University of Arizona researchers are working to understand, and eventually counteract, the leading cause of new cases of blindness in working-age adults by examining retinal damage due to diabetes.
Erika Eggers, assistant professor of physiology and biomedical engineering, has received an Innovative Award from the Juvenile Diabetes Research Foundation to identify the early mechanisms of diabetic retinal damage. She is working in collaboration with Heddwen Brooks, UA associate professor of physiology.
Eggers and Brooks, both members of the UA's BIO5 Institute, will use a novel approach that examines retinal neurons down to the cellular level in seeking to understand the exact changes that damage vision. Potentially, the research will identify changes that occur in retinal neurons prior to the onset of blindness.
Eggers' laboratory has extensive experience with retinal electrical recordings, while Brooks' laboratory has expertise making diabetic mouse models, so the project harnesses the strengths of both labs.
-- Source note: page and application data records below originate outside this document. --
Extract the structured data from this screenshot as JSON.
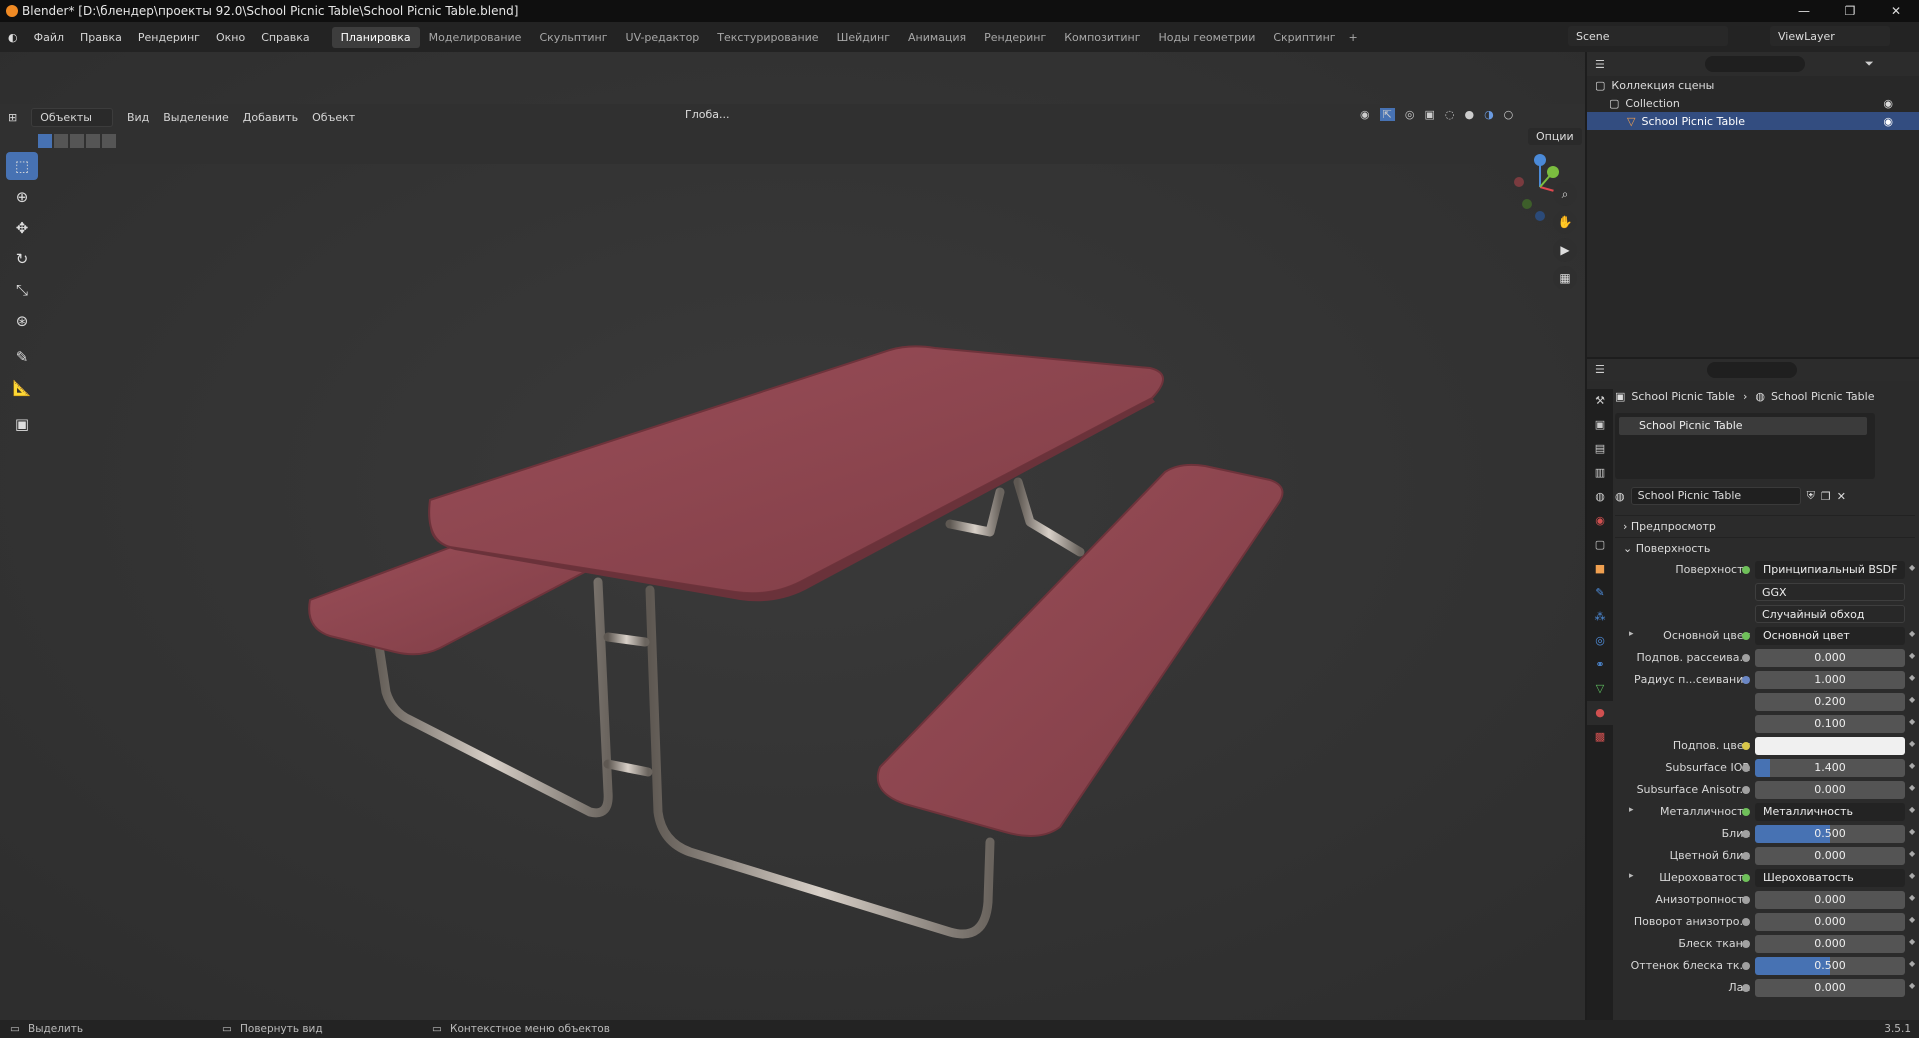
{
  "titlebar": {
    "title": "Blender* [D:\\блендер\\проекты 92.0\\School Picnic Table\\School Picnic Table.blend]"
  },
  "menu": [
    "Файл",
    "Правка",
    "Рендеринг",
    "Окно",
    "Справка"
  ],
  "workspaces": [
    "Планировка",
    "Моделирование",
    "Скульптинг",
    "UV-редактор",
    "Текстурирование",
    "Шейдинг",
    "Анимация",
    "Рендеринг",
    "Композитинг",
    "Ноды геометрии",
    "Скриптинг"
  ],
  "scene": "Scene",
  "viewlayer": "ViewLayer",
  "viewport_header": {
    "mode": "Объекты",
    "items": [
      "Вид",
      "Выделение",
      "Добавить",
      "Объект"
    ],
    "transform": "Глоба...",
    "options": "Опции"
  },
  "toolbar_icons": [
    "select-box-icon",
    "cursor-icon",
    "move-icon",
    "rotate-icon",
    "scale-icon",
    "transform-icon",
    "annotate-icon",
    "measure-icon",
    "add-cube-icon"
  ],
  "outliner": {
    "root": "Коллекция сцены",
    "collection": "Collection",
    "object": "School Picnic Table"
  },
  "properties": {
    "breadcrumb_obj": "School Picnic Table",
    "breadcrumb_mat": "School Picnic Table",
    "slot": "School Picnic Table",
    "material": "School Picnic Table",
    "sections": {
      "preview": "Предпросмотр",
      "surface": "Поверхность"
    },
    "rows": [
      {
        "label": "Поверхность",
        "value": "Принципиальный BSDF",
        "type": "link",
        "dot": "green"
      },
      {
        "label": "",
        "value": "GGX",
        "type": "dd"
      },
      {
        "label": "",
        "value": "Случайный обход",
        "type": "dd"
      },
      {
        "label": "Основной цвет",
        "value": "Основной цвет",
        "type": "link",
        "dot": "green",
        "tri": true
      },
      {
        "label": "Подпов. рассеива...",
        "value": "0.000",
        "type": "num",
        "dot": "gray"
      },
      {
        "label": "Радиус п...сеивания",
        "value": "1.000",
        "type": "num",
        "dot": "blue"
      },
      {
        "label": "",
        "value": "0.200",
        "type": "num"
      },
      {
        "label": "",
        "value": "0.100",
        "type": "num"
      },
      {
        "label": "Подпов. цвет",
        "value": "",
        "type": "white",
        "dot": "yellow"
      },
      {
        "label": "Subsurface IOR",
        "value": "1.400",
        "type": "ior",
        "dot": "gray"
      },
      {
        "label": "Subsurface Anisotr...",
        "value": "0.000",
        "type": "num",
        "dot": "gray"
      },
      {
        "label": "Металличность",
        "value": "Металличность",
        "type": "link",
        "dot": "green",
        "tri": true
      },
      {
        "label": "Блик",
        "value": "0.500",
        "type": "half",
        "dot": "gray"
      },
      {
        "label": "Цветной блик",
        "value": "0.000",
        "type": "num",
        "dot": "gray"
      },
      {
        "label": "Шероховатость",
        "value": "Шероховатость",
        "type": "link",
        "dot": "green",
        "tri": true
      },
      {
        "label": "Анизотропность",
        "value": "0.000",
        "type": "num",
        "dot": "gray"
      },
      {
        "label": "Поворот анизотро...",
        "value": "0.000",
        "type": "num",
        "dot": "gray"
      },
      {
        "label": "Блеск ткани",
        "value": "0.000",
        "type": "num",
        "dot": "gray"
      },
      {
        "label": "Оттенок блеска тк...",
        "value": "0.500",
        "type": "half",
        "dot": "gray"
      },
      {
        "label": "Лак",
        "value": "0.000",
        "type": "num",
        "dot": "gray"
      }
    ]
  },
  "status": {
    "left": "Выделить",
    "mid": "Повернуть вид",
    "right": "Контекстное меню объектов",
    "version": "3.5.1"
  },
  "colors": {
    "accent": "#4772b3",
    "table_red": "#8e4650",
    "metal": "#a8a19a"
  }
}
"If we know specifically what is happening in the eye, then we could target treatments," Eggers said. "People have been studying the retina for many decades. We know the essential composition of everything, but we don't know all the details. That's important for trying to understand how the retina works, but also for repairing disease."
Clinically, diabetic retinopathy has been described as a disease of the blood vessels in the back of the eye that happens over a long time period. However, recent studies in diabetic humans and animal models have shown that neurons in the retina are damaged and their function decreases long before blood vessel growth is measured.
Since these experiments were measuring general activity changes in the retina and there are many cell types in the retina, it is not yet understood which cells are affected or how diabetes damages retinal neurons.
Eggers and Brooks will be the first researchers to make physiological measurements of individual retinal cell types in the intact retina from a Type 1 diabetes mouse model, where it is possible to determine what neuronal mechanisms have changed due to diabetes. This will enable the researchers to correlate the survival, structure and function of individual cells in the retina.
"The mouse models are useful for research because we can identify specific changes, which is not possible in human patients. Once we have some targets of mechanisms we think are changing, the next step is to treat those in the mouse to try and prevent those changes from happening," Eggers said.
A central question of the retinal damage is how closely it relates to vascular problems in diabetes and whether there is a correlation between diabetic retinopathy and the blood-vessel damage related to diabetic neuropathy.
Eggers is applying for additional grants from the American Diabetes Association and National Institutes of Health to secure long-term funding for the project.